*** Opening of Input records ***

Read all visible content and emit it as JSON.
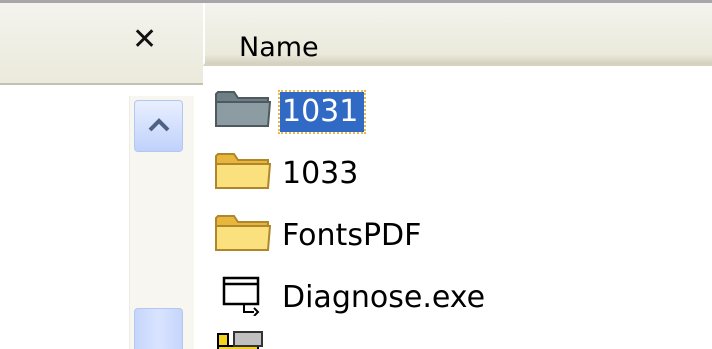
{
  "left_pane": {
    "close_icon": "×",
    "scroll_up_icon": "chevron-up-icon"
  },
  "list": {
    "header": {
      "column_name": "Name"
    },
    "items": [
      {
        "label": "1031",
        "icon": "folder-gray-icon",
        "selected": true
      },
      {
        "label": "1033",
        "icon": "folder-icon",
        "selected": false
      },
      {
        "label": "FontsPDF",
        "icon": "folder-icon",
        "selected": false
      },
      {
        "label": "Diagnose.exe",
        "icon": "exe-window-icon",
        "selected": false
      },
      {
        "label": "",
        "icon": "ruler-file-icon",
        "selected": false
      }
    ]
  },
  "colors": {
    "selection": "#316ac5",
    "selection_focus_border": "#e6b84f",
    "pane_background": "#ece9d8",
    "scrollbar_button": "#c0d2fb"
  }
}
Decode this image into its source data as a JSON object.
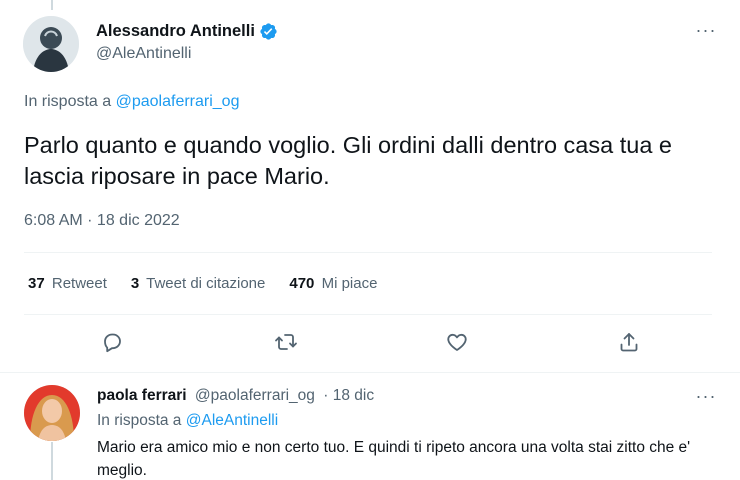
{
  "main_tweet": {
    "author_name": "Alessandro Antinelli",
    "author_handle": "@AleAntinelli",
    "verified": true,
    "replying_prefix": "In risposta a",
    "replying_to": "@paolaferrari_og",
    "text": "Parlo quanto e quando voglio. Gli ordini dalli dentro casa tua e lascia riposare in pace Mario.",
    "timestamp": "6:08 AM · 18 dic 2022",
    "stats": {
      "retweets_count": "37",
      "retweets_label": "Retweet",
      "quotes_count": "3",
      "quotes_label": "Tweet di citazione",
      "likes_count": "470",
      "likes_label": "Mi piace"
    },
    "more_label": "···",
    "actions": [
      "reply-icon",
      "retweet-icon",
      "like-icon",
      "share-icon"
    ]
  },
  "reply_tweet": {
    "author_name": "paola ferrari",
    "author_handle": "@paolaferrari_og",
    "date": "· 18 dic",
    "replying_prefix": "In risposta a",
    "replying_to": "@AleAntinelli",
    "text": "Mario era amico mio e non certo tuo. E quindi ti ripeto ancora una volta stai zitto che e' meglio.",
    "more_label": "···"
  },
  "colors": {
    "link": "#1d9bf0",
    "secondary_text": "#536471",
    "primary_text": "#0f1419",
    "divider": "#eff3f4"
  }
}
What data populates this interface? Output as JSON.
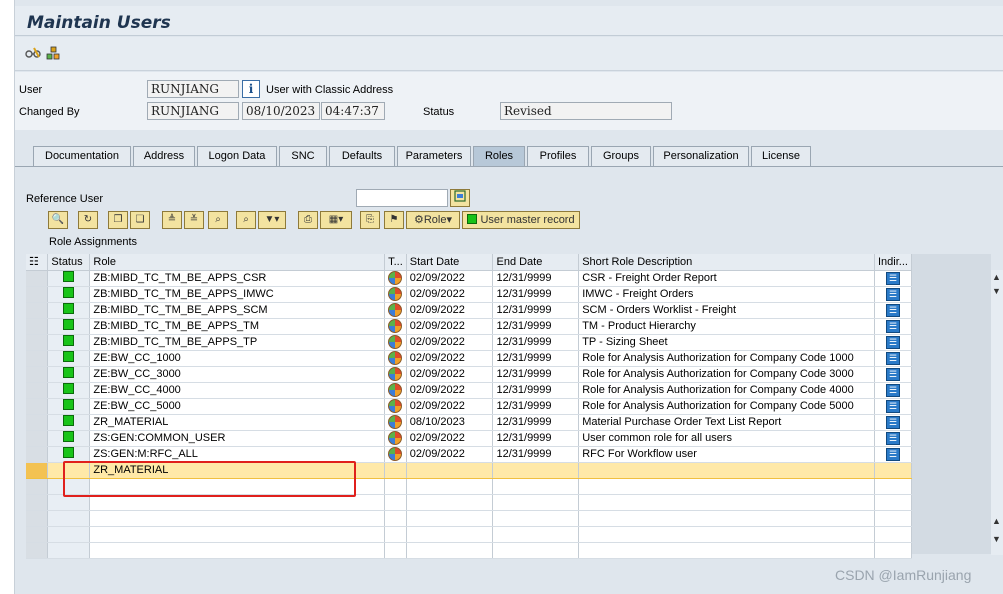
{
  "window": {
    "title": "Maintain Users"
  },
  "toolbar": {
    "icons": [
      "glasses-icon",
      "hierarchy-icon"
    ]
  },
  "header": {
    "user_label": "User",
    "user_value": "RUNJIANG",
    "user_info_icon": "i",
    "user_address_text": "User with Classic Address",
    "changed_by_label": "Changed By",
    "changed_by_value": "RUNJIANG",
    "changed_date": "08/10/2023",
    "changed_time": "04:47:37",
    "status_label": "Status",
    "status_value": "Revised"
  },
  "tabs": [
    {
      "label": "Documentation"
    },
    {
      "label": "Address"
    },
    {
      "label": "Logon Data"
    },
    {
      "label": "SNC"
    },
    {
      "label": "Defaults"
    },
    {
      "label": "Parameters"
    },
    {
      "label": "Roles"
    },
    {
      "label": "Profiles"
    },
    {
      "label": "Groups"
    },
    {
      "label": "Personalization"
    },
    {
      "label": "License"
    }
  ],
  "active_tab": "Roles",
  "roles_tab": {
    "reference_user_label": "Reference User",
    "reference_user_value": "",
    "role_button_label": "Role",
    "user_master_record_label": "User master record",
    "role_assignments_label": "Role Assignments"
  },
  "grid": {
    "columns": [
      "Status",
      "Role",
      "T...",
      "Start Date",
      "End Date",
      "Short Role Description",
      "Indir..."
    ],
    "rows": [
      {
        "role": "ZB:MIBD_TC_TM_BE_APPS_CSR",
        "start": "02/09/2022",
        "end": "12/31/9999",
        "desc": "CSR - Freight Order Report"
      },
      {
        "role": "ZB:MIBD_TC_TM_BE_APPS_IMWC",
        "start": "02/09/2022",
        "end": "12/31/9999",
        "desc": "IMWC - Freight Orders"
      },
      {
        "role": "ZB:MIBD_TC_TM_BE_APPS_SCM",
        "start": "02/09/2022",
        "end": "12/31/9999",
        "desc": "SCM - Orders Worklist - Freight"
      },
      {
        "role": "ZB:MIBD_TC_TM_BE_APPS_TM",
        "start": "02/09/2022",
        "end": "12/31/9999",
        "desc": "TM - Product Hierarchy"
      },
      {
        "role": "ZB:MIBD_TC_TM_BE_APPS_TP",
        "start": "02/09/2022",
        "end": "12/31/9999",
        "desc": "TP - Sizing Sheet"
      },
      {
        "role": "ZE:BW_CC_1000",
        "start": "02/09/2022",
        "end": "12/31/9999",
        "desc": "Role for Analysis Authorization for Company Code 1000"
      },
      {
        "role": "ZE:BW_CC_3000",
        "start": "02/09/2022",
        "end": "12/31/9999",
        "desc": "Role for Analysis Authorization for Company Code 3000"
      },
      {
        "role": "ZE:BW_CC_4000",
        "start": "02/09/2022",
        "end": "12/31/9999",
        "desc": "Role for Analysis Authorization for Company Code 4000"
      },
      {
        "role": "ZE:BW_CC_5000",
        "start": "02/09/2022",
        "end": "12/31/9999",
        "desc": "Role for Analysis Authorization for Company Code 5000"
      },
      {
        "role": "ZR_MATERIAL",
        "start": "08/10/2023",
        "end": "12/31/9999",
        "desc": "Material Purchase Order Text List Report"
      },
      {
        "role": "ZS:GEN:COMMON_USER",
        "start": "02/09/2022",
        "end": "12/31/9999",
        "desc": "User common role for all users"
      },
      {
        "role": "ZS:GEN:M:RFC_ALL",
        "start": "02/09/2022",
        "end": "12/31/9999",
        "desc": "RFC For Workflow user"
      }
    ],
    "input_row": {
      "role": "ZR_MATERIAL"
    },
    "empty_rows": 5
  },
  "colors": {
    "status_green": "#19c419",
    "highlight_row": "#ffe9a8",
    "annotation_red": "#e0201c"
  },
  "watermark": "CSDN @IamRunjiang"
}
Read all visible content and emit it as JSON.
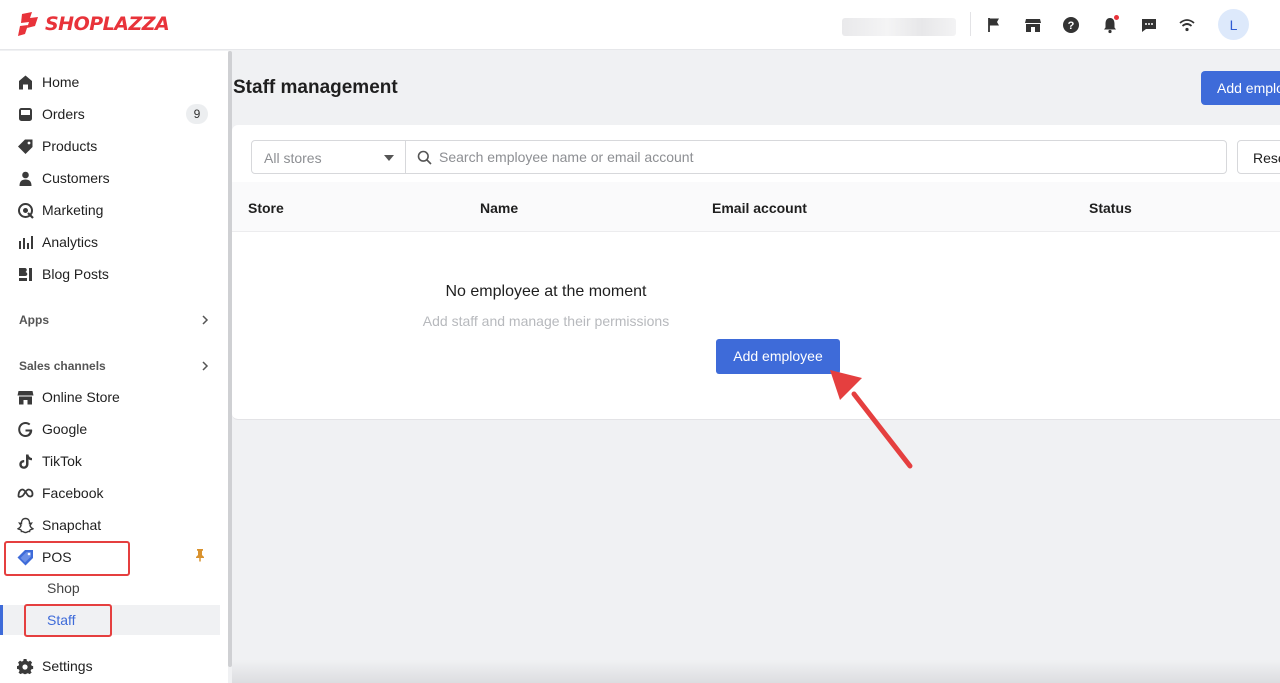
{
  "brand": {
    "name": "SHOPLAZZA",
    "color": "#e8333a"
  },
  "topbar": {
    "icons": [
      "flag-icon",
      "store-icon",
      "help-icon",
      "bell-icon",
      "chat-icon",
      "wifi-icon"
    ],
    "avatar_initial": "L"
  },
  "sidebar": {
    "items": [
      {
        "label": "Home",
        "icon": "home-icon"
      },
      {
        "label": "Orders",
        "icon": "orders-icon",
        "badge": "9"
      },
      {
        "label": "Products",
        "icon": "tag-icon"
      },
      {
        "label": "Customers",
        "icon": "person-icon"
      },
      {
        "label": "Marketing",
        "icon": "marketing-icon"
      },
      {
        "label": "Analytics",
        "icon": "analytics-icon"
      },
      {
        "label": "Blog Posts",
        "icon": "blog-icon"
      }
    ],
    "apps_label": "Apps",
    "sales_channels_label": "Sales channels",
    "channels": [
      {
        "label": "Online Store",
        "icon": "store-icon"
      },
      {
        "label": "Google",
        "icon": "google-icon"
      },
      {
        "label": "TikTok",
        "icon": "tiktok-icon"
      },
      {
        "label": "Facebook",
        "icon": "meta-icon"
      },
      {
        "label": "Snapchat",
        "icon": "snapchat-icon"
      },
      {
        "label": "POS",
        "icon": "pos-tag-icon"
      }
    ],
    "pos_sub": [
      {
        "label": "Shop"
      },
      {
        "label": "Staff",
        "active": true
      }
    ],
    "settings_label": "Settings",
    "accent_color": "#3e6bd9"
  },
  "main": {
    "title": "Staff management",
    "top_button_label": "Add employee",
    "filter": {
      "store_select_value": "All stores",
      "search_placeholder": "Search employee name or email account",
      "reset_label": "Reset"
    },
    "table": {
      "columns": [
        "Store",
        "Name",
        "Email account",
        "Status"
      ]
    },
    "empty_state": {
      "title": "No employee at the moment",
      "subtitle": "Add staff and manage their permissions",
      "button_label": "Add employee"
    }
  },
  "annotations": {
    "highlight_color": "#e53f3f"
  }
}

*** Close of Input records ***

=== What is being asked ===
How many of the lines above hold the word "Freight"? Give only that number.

=== Expected output ===
3